Estadísticas de Olas para Great Yarmouth, Otoño: Todo Oleaje – Todo Viento

This chart describes the variation of swells directed at Great Yarmouth over a normal northern hemisphere autumn, based on 7251 NWW3 model predictions since 2006 (values every 3 hours). The wave model does not forecast wind and surf right at the coastline so we have chosen the best grid node based on what we know about Great Yarmouth. In this particular case the best grid node is 20 km away (12 miles).

The rose diagram illustrates the distribution of swell sizes and swell direction, while the graph at the bottom shows the same thing but without direction information. Five colours show increasing wave sizes. The smallest swells, less than 0.5m (1.5 feet), high are coloured blue. These occurred only 65% of the time. Green and yellow show increasing swell sizes and red represents highest swells greater than >3m (>10ft). In both graphs, the area of any colour is proportional to how often that size swell happens.

The diagram indicates that the prevailing swell direction, shown by the biggest spokes, was N, whereas the the dominant wind blows from the WSW. Because the wave model grid is out to sea, sometimes a strong offshore wind blows largest waves away from Great Yarmouth and offshore. We lump these in with the no surf category of the bar chart. To keep it simple we don't show these in the rose plot. Because wind determines whether or not waves are good for surfing at Great Yarmouth, you can select a similar diagram that shows only the swells that were predicted to coincide with glassy or offshore wind conditions. During a typical northern hemisphere autumn, swells large enough to cause clean enough to surf waves at Great Yarmouth run for about 12% of the time.
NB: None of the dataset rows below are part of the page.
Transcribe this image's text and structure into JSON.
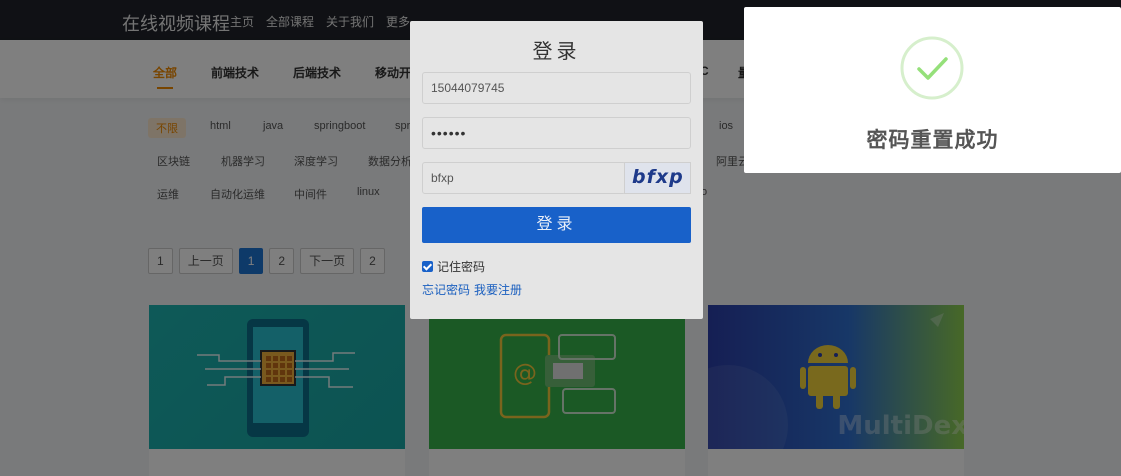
{
  "site": {
    "brand": "在线视频课程",
    "nav": [
      "主页",
      "全部课程",
      "关于我们",
      "更多"
    ]
  },
  "categories": {
    "items": [
      "全部",
      "前端技术",
      "后端技术",
      "移动开发"
    ],
    "partial_right_1": "C",
    "partial_right_2": "量"
  },
  "tags": {
    "row1": [
      "不限",
      "html",
      "java",
      "springboot",
      "spr",
      "ios"
    ],
    "row2": [
      "区块链",
      "机器学习",
      "深度学习",
      "数据分析",
      "阿里云"
    ],
    "row3": [
      "运维",
      "自动化运维",
      "中间件",
      "linux",
      "o"
    ]
  },
  "pagination": {
    "items": [
      "1",
      "上一页",
      "1",
      "2",
      "下一页",
      "2"
    ]
  },
  "cards": [
    {
      "thumb_label": ""
    },
    {
      "thumb_label": ""
    },
    {
      "thumb_label": "MultiDex"
    }
  ],
  "login": {
    "title": "登录",
    "username": "15044079745",
    "password_mask": "••••••",
    "captcha_input": "bfxp",
    "captcha_image_text": "bfxp",
    "submit_label": "登录",
    "remember_label": "记住密码",
    "forgot_label": "忘记密码",
    "register_label": "我要注册"
  },
  "toast": {
    "message": "密码重置成功",
    "icon": "check-circle-icon",
    "icon_color": "#95e07a"
  },
  "colors": {
    "accent_orange": "#f08a00",
    "primary_blue": "#1861c9",
    "topbar": "#20232a"
  }
}
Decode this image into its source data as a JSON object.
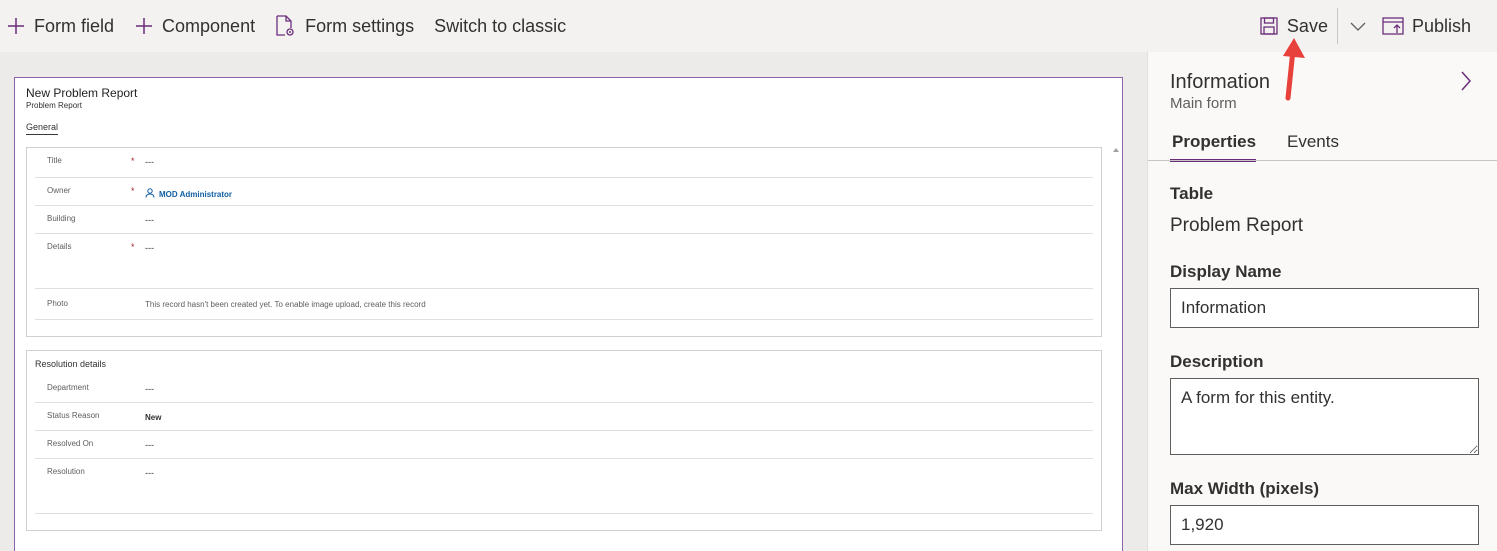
{
  "toolbar": {
    "form_field": "Form field",
    "component": "Component",
    "form_settings": "Form settings",
    "switch_classic": "Switch to classic",
    "save": "Save",
    "publish": "Publish"
  },
  "form": {
    "title": "New Problem Report",
    "subtitle": "Problem Report",
    "tab": "General",
    "section1": {
      "rows": [
        {
          "label": "Title",
          "value": "---"
        },
        {
          "label": "Owner",
          "value": "MOD Administrator"
        },
        {
          "label": "Building",
          "value": "---"
        },
        {
          "label": "Details",
          "value": "---"
        },
        {
          "label": "Photo",
          "value": "This record hasn't been created yet. To enable image upload, create this record"
        }
      ],
      "required_mark": "*"
    },
    "section2": {
      "title": "Resolution details",
      "rows": [
        {
          "label": "Department",
          "value": "---"
        },
        {
          "label": "Status Reason",
          "value": "New"
        },
        {
          "label": "Resolved On",
          "value": "---"
        },
        {
          "label": "Resolution",
          "value": "---"
        }
      ]
    }
  },
  "pane": {
    "title": "Information",
    "subtitle": "Main form",
    "tabs": [
      "Properties",
      "Events"
    ],
    "table_label": "Table",
    "table_value": "Problem Report",
    "display_name_label": "Display Name",
    "display_name_value": "Information",
    "description_label": "Description",
    "description_value": "A form for this entity.",
    "max_width_label": "Max Width (pixels)",
    "max_width_value": "1,920"
  },
  "colors": {
    "accent": "#6b2d7b",
    "annotation_arrow": "#e8403a"
  }
}
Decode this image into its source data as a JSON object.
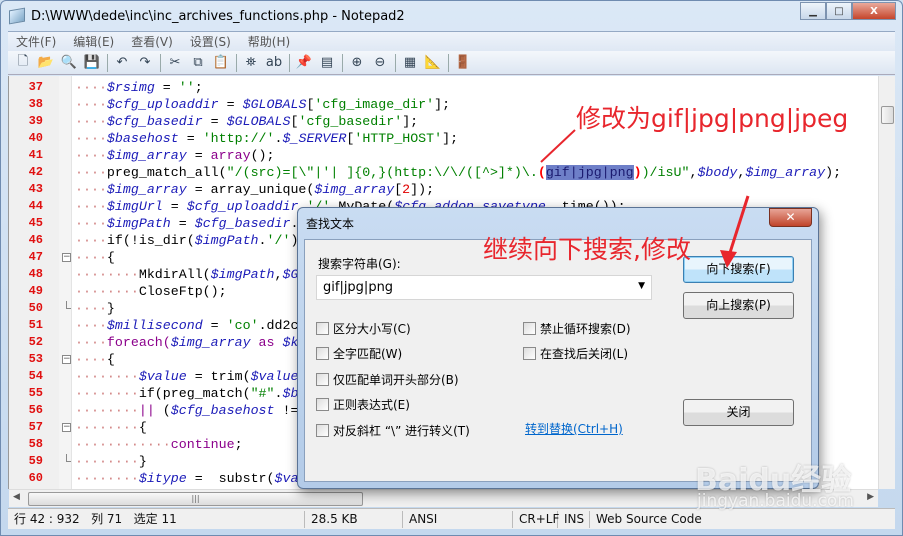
{
  "window": {
    "title": "D:\\WWW\\dede\\inc\\inc_archives_functions.php - Notepad2",
    "minimize": "▁",
    "maximize": "□",
    "close": "X"
  },
  "menu": [
    "文件(F)",
    "编辑(E)",
    "查看(V)",
    "设置(S)",
    "帮助(H)"
  ],
  "toolbar": [
    {
      "icon": "new-file-icon",
      "glyph": "🗋"
    },
    {
      "icon": "open-folder-icon",
      "glyph": "📂"
    },
    {
      "icon": "browse-icon",
      "glyph": "🔍"
    },
    {
      "icon": "save-icon",
      "glyph": "💾"
    },
    {
      "sep": true
    },
    {
      "icon": "undo-icon",
      "glyph": "↶"
    },
    {
      "icon": "redo-icon",
      "glyph": "↷"
    },
    {
      "sep": true
    },
    {
      "icon": "cut-icon",
      "glyph": "✂"
    },
    {
      "icon": "copy-icon",
      "glyph": "⧉"
    },
    {
      "icon": "paste-icon",
      "glyph": "📋"
    },
    {
      "sep": true
    },
    {
      "icon": "find-icon",
      "glyph": "⛯"
    },
    {
      "icon": "replace-icon",
      "glyph": "ab"
    },
    {
      "sep": true
    },
    {
      "icon": "favorites-icon",
      "glyph": "📌"
    },
    {
      "icon": "goto-icon",
      "glyph": "▤"
    },
    {
      "sep": true
    },
    {
      "icon": "zoom-in-icon",
      "glyph": "⊕"
    },
    {
      "icon": "zoom-out-icon",
      "glyph": "⊖"
    },
    {
      "sep": true
    },
    {
      "icon": "scheme-icon",
      "glyph": "▦"
    },
    {
      "icon": "customize-scheme-icon",
      "glyph": "📐"
    },
    {
      "sep": true
    },
    {
      "icon": "exit-icon",
      "glyph": "🚪"
    }
  ],
  "editor": {
    "lines": [
      {
        "n": "37",
        "t": [
          [
            "····",
            "ws"
          ],
          [
            "$rsimg",
            "v"
          ],
          [
            " = ",
            ""
          ],
          [
            "''",
            "s"
          ],
          [
            ";",
            ""
          ]
        ]
      },
      {
        "n": "38",
        "t": [
          [
            "····",
            "ws"
          ],
          [
            "$cfg_uploaddir",
            "v"
          ],
          [
            " = ",
            ""
          ],
          [
            "$GLOBALS",
            "v"
          ],
          [
            "[",
            ""
          ],
          [
            "'cfg_image_dir'",
            "s"
          ],
          [
            "];",
            ""
          ]
        ]
      },
      {
        "n": "39",
        "t": [
          [
            "····",
            "ws"
          ],
          [
            "$cfg_basedir",
            "v"
          ],
          [
            " = ",
            ""
          ],
          [
            "$GLOBALS",
            "v"
          ],
          [
            "[",
            ""
          ],
          [
            "'cfg_basedir'",
            "s"
          ],
          [
            "];",
            ""
          ]
        ]
      },
      {
        "n": "40",
        "t": [
          [
            "····",
            "ws"
          ],
          [
            "$basehost",
            "v"
          ],
          [
            " = ",
            ""
          ],
          [
            "'http://'",
            "s"
          ],
          [
            ".",
            ""
          ],
          [
            "$_SERVER",
            "v"
          ],
          [
            "[",
            ""
          ],
          [
            "'HTTP_HOST'",
            "s"
          ],
          [
            "];",
            ""
          ]
        ]
      },
      {
        "n": "41",
        "t": [
          [
            "····",
            "ws"
          ],
          [
            "$img_array",
            "v"
          ],
          [
            " = ",
            ""
          ],
          [
            "array",
            "k"
          ],
          [
            "();",
            ""
          ]
        ]
      },
      {
        "n": "42",
        "t": [
          [
            "····",
            "ws"
          ],
          [
            "preg_match_all(",
            ""
          ],
          [
            "\"/(src)=[\\\"|'| ]{0,}(http:\\/\\/([^>]*)\\.",
            "s"
          ],
          [
            "(",
            "r"
          ],
          [
            "gif|jpg|png",
            "sel"
          ],
          [
            ")",
            "r"
          ],
          [
            ")/isU\"",
            "s"
          ],
          [
            ",",
            ""
          ],
          [
            "$body",
            "v"
          ],
          [
            ",",
            ""
          ],
          [
            "$img_array",
            "v"
          ],
          [
            ");",
            ""
          ]
        ]
      },
      {
        "n": "43",
        "t": [
          [
            "····",
            "ws"
          ],
          [
            "$img_array",
            "v"
          ],
          [
            " = array_unique(",
            ""
          ],
          [
            "$img_array",
            "v"
          ],
          [
            "[",
            ""
          ],
          [
            "2",
            "n"
          ],
          [
            "]);",
            ""
          ]
        ]
      },
      {
        "n": "44",
        "t": [
          [
            "····",
            "ws"
          ],
          [
            "$imgUrl",
            "v"
          ],
          [
            " = ",
            ""
          ],
          [
            "$cfg_uploaddir",
            "v"
          ],
          [
            ".",
            ""
          ],
          [
            "'/'",
            "s"
          ],
          [
            ".MyDate(",
            ""
          ],
          [
            "$cfg_addon_savetype",
            "v"
          ],
          [
            ", time());",
            ""
          ]
        ]
      },
      {
        "n": "45",
        "t": [
          [
            "····",
            "ws"
          ],
          [
            "$imgPath",
            "v"
          ],
          [
            " = ",
            ""
          ],
          [
            "$cfg_basedir",
            "v"
          ],
          [
            ".",
            ""
          ]
        ]
      },
      {
        "n": "46",
        "t": [
          [
            "····",
            "ws"
          ],
          [
            "if(!is_dir(",
            ""
          ],
          [
            "$imgPath",
            "v"
          ],
          [
            ".",
            ""
          ],
          [
            "'/'",
            "s"
          ],
          [
            ")",
            ""
          ]
        ]
      },
      {
        "n": "47",
        "t": [
          [
            "····",
            "ws"
          ],
          [
            "{",
            ""
          ]
        ],
        "fold": "box"
      },
      {
        "n": "48",
        "t": [
          [
            "········",
            "ws"
          ],
          [
            "MkdirAll(",
            ""
          ],
          [
            "$imgPath",
            "v"
          ],
          [
            ",",
            ""
          ],
          [
            "$G",
            "v"
          ]
        ]
      },
      {
        "n": "49",
        "t": [
          [
            "········",
            "ws"
          ],
          [
            "CloseFtp();",
            ""
          ]
        ]
      },
      {
        "n": "50",
        "t": [
          [
            "····",
            "ws"
          ],
          [
            "}",
            ""
          ]
        ],
        "fold": "end"
      },
      {
        "n": "51",
        "t": [
          [
            "····",
            "ws"
          ],
          [
            "$millisecond",
            "v"
          ],
          [
            " = ",
            ""
          ],
          [
            "'co'",
            "s"
          ],
          [
            ".dd2c",
            ""
          ]
        ]
      },
      {
        "n": "52",
        "t": [
          [
            "····",
            "ws"
          ],
          [
            "foreach(",
            "k"
          ],
          [
            "$img_array",
            "v"
          ],
          [
            " as ",
            "k"
          ],
          [
            "$k",
            "v"
          ]
        ]
      },
      {
        "n": "53",
        "t": [
          [
            "····",
            "ws"
          ],
          [
            "{",
            ""
          ]
        ],
        "fold": "box"
      },
      {
        "n": "54",
        "t": [
          [
            "········",
            "ws"
          ],
          [
            "$value",
            "v"
          ],
          [
            " = trim(",
            ""
          ],
          [
            "$value",
            "v"
          ]
        ]
      },
      {
        "n": "55",
        "t": [
          [
            "········",
            "ws"
          ],
          [
            "if(preg_match(",
            ""
          ],
          [
            "\"#\"",
            "s"
          ],
          [
            ".",
            ""
          ],
          [
            "$b",
            "v"
          ]
        ]
      },
      {
        "n": "56",
        "t": [
          [
            "········",
            "ws"
          ],
          [
            "||",
            "k"
          ],
          [
            " (",
            ""
          ],
          [
            "$cfg_basehost",
            "v"
          ],
          [
            " !=",
            ""
          ]
        ]
      },
      {
        "n": "57",
        "t": [
          [
            "········",
            "ws"
          ],
          [
            "{",
            ""
          ]
        ],
        "fold": "box"
      },
      {
        "n": "58",
        "t": [
          [
            "············",
            "ws"
          ],
          [
            "continue",
            "k"
          ],
          [
            ";",
            ""
          ]
        ]
      },
      {
        "n": "59",
        "t": [
          [
            "········",
            "ws"
          ],
          [
            "}",
            ""
          ]
        ],
        "fold": "end"
      },
      {
        "n": "60",
        "t": [
          [
            "········",
            "ws"
          ],
          [
            "$itype",
            "v"
          ],
          [
            " =  substr(",
            ""
          ],
          [
            "$va",
            "v"
          ]
        ]
      }
    ]
  },
  "status": [
    "行 42 : 932   列 71   选定 11",
    "28.5 KB",
    "ANSI",
    "CR+LF",
    "INS",
    "Web Source Code"
  ],
  "dialog": {
    "title": "查找文本",
    "close": "✕",
    "search_label": "搜索字符串(G):",
    "search_value": "gif|jpg|png",
    "options": [
      "区分大小写(C)",
      "全字匹配(W)",
      "仅匹配单词开头部分(B)",
      "正则表达式(E)",
      "对反斜杠 “\\” 进行转义(T)",
      "禁止循环搜索(D)",
      "在查找后关闭(L)"
    ],
    "find_next": "向下搜索(F)",
    "find_prev": "向上搜索(P)",
    "close_button": "关闭",
    "goto_replace": "转到替换(Ctrl+H)"
  },
  "annotations": {
    "top": "修改为gif|jpg|png|jpeg",
    "middle": "继续向下搜索,修改",
    "color": "#e8262d"
  },
  "watermark": {
    "logo": "Baidu经验",
    "url": "jingyan.baidu.com"
  }
}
IMPORTANT: Beta version feature! Swell heights are open water values from NWW3. There is no attempt to model near-shore effects. Coastal wave heights will generally be less, especially if the break does not have unobstructed exposure to the open ocean.